Weekly claims were 228,000. This was down from the revised upward total of the previous week, but still above the economists' expectation of 200,000. The Labor Department began making significant revisions in recent years data with the Thursday report to account for dynamics of pandemic-era.

Red flags that could be raised

The strength of the overall job market and the continued demand for underemployed sectors like hospitality and leisure, as well as healthcare, more than offsets the declines in tech and finance.

Uncertainty still exists about the impact of these and other layoffs on the labor market. This uncertainty has grown over the past few weeks due to the turmoil in banking.

Daniel Zhao, Glassdoor's lead economist, told CNN that it is not necessary for other banks to fail before an impact can be felt. If banks are less willing to lend to businesses and this prevents them from expanding their workforce, we may see ripple effects on the labor markets.

Zhao stated that it's too early to expect any ripple effects from the March jobs report. He still anticipates monthly job gains between 200,000 and 300,000. Zhao said that he will be watching closely certain metrics in the jobs report to see if the US labor market has slowed from its post pandemic highs, or is starting to slide towards a downturn.

Red flags include: If headline employment falls between zero to 200,000 and if unemployment rates jump by 0.2 or more percentage points.

He said: 'I'm concerned that it looks more like a start of a depression, since we've already seen a 0.2 percent increase [in unemployment] between January and February.' If we have another, it will start to add.

He added that a decrease in the number of hours worked per week could also indicate a decline in supply to such an extent that businesses were forced to reduce hours.

Industries at Risk
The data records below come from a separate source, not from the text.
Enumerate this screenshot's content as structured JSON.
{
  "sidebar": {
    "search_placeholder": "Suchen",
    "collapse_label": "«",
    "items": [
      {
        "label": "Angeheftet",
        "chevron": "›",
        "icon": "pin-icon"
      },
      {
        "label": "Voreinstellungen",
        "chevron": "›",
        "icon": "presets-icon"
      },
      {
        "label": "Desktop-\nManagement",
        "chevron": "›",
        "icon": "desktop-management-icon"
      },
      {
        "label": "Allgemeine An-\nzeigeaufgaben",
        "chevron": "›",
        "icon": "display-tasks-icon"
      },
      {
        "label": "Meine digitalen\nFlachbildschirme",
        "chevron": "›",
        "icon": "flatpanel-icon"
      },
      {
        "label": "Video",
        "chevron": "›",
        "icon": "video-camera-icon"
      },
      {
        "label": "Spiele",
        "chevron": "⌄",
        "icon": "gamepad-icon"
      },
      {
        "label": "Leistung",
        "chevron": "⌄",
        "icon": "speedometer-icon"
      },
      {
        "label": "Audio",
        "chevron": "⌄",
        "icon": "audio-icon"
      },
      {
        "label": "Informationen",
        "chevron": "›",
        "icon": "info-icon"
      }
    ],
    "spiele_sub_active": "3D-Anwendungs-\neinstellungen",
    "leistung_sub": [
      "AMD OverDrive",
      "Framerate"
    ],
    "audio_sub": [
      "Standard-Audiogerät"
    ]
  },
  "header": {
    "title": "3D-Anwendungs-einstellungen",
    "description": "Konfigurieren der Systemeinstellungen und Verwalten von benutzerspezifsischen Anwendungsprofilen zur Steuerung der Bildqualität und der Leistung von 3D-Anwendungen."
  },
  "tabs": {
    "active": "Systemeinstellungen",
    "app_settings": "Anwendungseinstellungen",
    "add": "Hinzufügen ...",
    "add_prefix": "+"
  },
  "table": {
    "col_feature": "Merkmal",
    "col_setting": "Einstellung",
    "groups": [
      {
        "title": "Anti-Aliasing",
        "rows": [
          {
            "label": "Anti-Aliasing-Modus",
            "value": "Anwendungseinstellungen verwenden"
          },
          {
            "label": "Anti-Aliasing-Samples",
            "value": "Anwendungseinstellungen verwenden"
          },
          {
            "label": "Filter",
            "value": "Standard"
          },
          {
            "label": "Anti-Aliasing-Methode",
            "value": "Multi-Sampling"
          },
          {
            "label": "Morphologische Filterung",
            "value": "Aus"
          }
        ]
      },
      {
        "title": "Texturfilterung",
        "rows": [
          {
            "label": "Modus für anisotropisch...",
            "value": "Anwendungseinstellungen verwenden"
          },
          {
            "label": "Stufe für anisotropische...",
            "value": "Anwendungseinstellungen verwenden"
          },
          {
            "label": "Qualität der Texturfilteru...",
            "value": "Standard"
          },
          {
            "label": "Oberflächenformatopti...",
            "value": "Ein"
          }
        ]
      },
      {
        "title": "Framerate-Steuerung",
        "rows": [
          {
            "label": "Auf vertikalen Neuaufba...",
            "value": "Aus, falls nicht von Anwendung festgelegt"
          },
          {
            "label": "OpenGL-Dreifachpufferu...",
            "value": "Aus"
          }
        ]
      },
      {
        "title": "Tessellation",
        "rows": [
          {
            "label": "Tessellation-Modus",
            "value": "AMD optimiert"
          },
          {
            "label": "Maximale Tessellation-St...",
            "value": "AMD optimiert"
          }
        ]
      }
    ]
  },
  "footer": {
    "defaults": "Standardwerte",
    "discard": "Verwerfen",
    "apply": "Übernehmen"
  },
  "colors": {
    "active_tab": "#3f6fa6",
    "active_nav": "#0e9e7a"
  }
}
Most economists still expect a recession to occur later this year. According to new research by the Conference Board, even though the recession is most likely to be "short and superficial," it will still affect certain industries more than others.

This week, the business membership and research organization launched the Job Loss Risk Index. It estimates which industries may suffer the greatest employment losses in a recession.

The organization found that the most at-risk industries are information services, transportation, warehousing and construction.

Telework and E-commerce boomed as employment in these industries soared during the pandemic. This has changed as people are now back to work, and their spending is shifting to industries that provide services. High interest rates have also made borrowing expensive and hurt industries like housing.

Next, industries with a high risk are: manufacturing, wholesale trade, repair and personal services. Industries classified as'very low or low' risk include: private educational services; health care; public sector employment; retail, food service, arts and entertainment.

What it means for future rates

The Fed will release April data on May 5, so Friday's report will be the final monthly snapshot of employment before its next policymaking meeting, which will take place May 2-3.

The Fed will probably approve a third quarter-point increase in rates in May even though the March report is likely to show continued slowing of the labor market, notably in wage growth and job creation. This was the conclusion reached by Oxford Economics' lead US economist Nancy VandenHouten in a Tuesday note.

She wrote that 'the moderation will not be enough to convince Fed that the labor market conditions have eased enough to return to its 2% inflation target'.

Oxford Economics predicts a quarter-point increase in rates at the Fed's meetings of May and June. However, the second projection is less certain due to the banking sector stress.